By Gustavo Arellano
By R. Scott Moxley
By Alfonso Delgado
By Courtney Hamilton
By Joel Beers
By Peter Maguire
By Charles Lam
By Charles Lam
In her spare time, Lee enjoys gardening on her balcony and also plays in Family Tree, a Long Beach-based indie-folk and children’s-music band that has performed in local venues such as Koo’s, Que Sera and the Prospector and just returned from a cross-country tour.
A Cal State Long Beach graduate, Lee laments that one of the most difficult things about crafting is pricing. As Abbott refers to her own efforts as slave labor, Lee explains, “I make a profit because I don’t really take into account what I should get paid for my time, but I pretty much just take into account how much something would be worth to someone else and what the materials cost.”
She feels that if she raises her prices—her stuffed dinos go for $20—people will no longer purchase her goods. “It’s only because I know I’m so cheap,” Lee says. “I’ll love something and I won’t buy it because it’s expensive.”
THE KID AT HEART
The pricing dilemma is a common one for crafters. Steph Calvert’s store is the most successful of the entire Mafia’s. She’s been doing it the longest and was able to quit her day job in March, relying only on her Etsy store, her website, her items in boutiques and a freelance graphic-design job doing those cutesy tees you see in mail-order catalogs such as Delia’s. (Her favorite is one of Grover teaching us, once again, the concept of near and far.)
Calvert’s especially known for her robot designs, a character that has been showing up in her doodles for years: “I was robot-y before robot-y was cool!”
Among Calvert’s best-sellers are melamine plates with her colorful original designs, ranging from a robot to a very assertive carton of milk. “One of the hard parts about being a small, independent designer is that you don’t necessarily have the resources to get better pricing,” she explains. “My melamine plates are really cute, but I hate they’re priced so high.

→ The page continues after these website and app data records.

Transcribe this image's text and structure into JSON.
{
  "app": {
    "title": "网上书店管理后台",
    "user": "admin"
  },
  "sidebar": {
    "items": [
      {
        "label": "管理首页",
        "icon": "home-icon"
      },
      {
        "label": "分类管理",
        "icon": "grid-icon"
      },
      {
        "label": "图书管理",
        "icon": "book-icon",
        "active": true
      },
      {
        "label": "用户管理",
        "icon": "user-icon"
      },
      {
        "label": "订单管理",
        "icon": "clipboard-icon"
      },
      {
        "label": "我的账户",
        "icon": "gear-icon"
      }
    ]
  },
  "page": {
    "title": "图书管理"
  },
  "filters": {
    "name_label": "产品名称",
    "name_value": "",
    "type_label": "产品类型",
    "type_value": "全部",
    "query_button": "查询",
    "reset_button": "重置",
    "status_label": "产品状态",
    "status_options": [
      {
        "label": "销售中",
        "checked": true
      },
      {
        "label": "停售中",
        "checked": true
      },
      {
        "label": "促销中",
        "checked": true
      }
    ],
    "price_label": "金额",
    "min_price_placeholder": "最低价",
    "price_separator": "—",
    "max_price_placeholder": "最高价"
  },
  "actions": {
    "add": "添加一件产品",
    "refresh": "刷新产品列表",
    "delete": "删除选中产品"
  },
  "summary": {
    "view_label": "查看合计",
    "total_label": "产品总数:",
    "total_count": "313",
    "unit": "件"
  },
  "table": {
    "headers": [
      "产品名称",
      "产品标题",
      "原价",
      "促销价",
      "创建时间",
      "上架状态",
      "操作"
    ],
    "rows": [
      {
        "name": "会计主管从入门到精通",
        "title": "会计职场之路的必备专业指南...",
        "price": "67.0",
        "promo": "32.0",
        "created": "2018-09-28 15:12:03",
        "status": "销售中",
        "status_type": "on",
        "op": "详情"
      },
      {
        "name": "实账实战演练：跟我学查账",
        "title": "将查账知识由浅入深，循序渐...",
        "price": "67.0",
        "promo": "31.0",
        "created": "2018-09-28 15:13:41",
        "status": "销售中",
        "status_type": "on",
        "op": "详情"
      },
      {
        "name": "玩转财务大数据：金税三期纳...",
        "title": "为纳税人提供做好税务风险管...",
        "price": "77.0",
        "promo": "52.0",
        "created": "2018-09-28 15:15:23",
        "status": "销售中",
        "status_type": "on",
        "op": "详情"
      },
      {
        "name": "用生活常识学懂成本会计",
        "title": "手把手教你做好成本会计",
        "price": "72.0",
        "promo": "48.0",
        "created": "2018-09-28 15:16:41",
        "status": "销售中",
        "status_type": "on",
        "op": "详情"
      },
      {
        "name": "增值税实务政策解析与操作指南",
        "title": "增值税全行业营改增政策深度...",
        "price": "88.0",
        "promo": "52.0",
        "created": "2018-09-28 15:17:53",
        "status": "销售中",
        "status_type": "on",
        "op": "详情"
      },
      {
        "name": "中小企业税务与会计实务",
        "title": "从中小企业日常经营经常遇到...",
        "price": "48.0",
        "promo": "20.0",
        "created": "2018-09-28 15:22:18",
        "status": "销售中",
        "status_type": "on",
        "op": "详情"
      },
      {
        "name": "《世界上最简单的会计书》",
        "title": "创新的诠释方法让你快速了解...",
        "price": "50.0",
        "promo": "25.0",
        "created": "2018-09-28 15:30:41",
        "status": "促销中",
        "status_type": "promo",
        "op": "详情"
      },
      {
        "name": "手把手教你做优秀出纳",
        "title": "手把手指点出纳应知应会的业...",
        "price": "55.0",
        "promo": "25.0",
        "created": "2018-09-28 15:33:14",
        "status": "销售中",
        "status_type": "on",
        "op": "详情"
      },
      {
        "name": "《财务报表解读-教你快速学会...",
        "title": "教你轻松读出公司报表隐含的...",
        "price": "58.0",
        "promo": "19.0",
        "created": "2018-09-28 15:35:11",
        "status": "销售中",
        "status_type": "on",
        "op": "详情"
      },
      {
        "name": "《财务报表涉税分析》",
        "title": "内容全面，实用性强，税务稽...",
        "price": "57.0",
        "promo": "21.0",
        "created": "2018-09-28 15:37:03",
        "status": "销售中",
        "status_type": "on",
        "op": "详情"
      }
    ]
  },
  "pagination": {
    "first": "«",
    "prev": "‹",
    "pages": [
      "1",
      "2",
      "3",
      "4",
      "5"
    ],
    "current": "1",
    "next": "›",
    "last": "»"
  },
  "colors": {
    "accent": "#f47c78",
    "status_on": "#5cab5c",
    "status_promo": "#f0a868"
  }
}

And they have to be because I can’t order a thousand of each design from China. I’m hoping I can keep doing them, but it’s kind of an uphill battle with that sort of stuff.”
A graduate of the Savannah College of Art and Design, Calvert has had experience doing art for websites and even for Osh Kosh B’Gosh—in, yes, Osh Kosh, Wisconsin, which she insists wasn’t really all that bad.
Calvert makes an assortment of items, including handmade aprons, archival prints, and graphic and slogan T-shirts, most of which are just inside jokes with her husband. “One of the shirts I do has a trolley on the front and ‘Ding, ding!’ on the back of it. The joke behind it is what I call it when the thong underwear hangs over the waistband of the pants and you just wanna go up and go ‘ding, ding!’ and pull on it! It signals your stop.”
Calvert will actually not be in attendance with the rest of the Mafia at Second Saturday—she’ll instead be attending the opening reception of her art show, “Coming Clean: Secrets and Stories From Catholic School” at the Kids Are Alright boutique in Belmont Shore; it runs through the end of the month.
She was inspired to paint her series of woodland creatures in compromising situations by from her days as a student at St. Bonaventure School in Huntington Beach. A bird flying upside-down as others look on was about the time she got in trouble for flipping the bird at the eighth-grade retreat. A bunny in a tartan school jumper whispering something to an adult bunny sitting on a tree stump? About how she used to make up horrible things she’d done to tell the priest at confession just to make things interesting. A smiling badger holding a tree branch atop its forehead tells the story of how she wanted to be a unicorn when she was 6.
THE FUNNY ONE
Liz Abbott sits in the living room of her Belmont Shore apartment in a black skirt and a TSOL shirt she has modified into a tank top with safety pins. She calls the room her personal sweatshop, and it does kind of look like one: Along the walls, there are two sewing tables she’s carted back and forth between New York and Los Angeles, both draped in scraps of bold fabric. An old metal ’50s x cabinet with countless drawers and a large table is just around the corner, along with more cloth and supplies. Among the chaos are a few midcentury-modern pieces and kitschy gems: a pink plastic Hello Kitty camera, a Twiggy storage box, a baby-blue Barbie jumbo jet covered in pink daisies. She’s nursing a cold as she frantically prepares for Saturday.